Sunday, February 22, 2015

Synthesizing Text Into New Taste Sensations!

Synthesizing, according to Stephanie Harvey in Strategies that Work, involves higher order thinking as this process utilizes new information gleaned from text, background schema, visualization, and wonderings to form new thinking or understandings. When we ask our students to synthesize, we are asking them to bring together different ideas and facts throughout their reading to create new learning.

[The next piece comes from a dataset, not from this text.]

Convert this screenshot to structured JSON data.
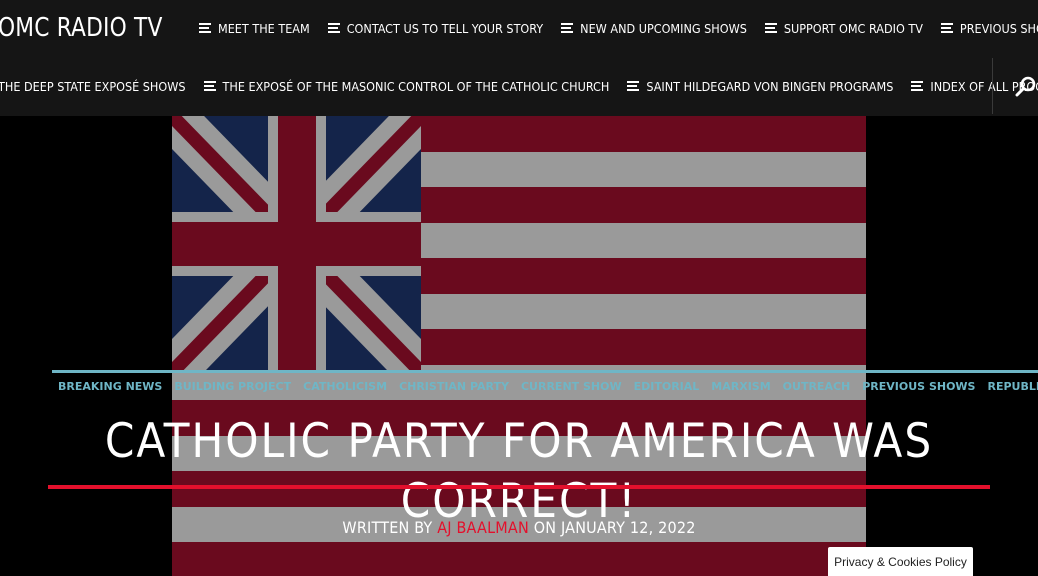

 Both retelling and summarizing are important reading strategies and that build on the act of synthesizing. Retelling is one aspect of synthesizing and involves spontaneously restating events from a book or movie in some semblance of sequence. Retelling is usually done orally. Summarizing is another piece of synthesizing. Summarizing asks students to gather facts, order details, paraphrase or put details into their own words and determine important information. A summary is a shortened version of the original text stating the main idea and important details in a similar structure or order as the original text but is much shorter.

 Think of synthesizing as creating a new recipe. Many ingredients are gathered together and combined in various amounts based on past culinary experiences to create a new taste sensation. In synthesizing, the ingredients are the retelling or summary, past understandings already in place before reading and the wonderings or questions formed while reading. The taste sensation or synthesis is created when the ingredients are blended and thinking changes into new understandings. Make thinking visible with ‘turn and talks’ about thinking before, during and after reading. Use a graphic organizer with Facts, Questions, and Response (FQR) similar to the example below:
Or a simple two column note taking process:
Graphic organizers were adapted from Harvey and Goudvis, Strategies that Work (2011)

 Help your students to synthesize text and create new recipes!
Thoughts and suggestions are appreciated.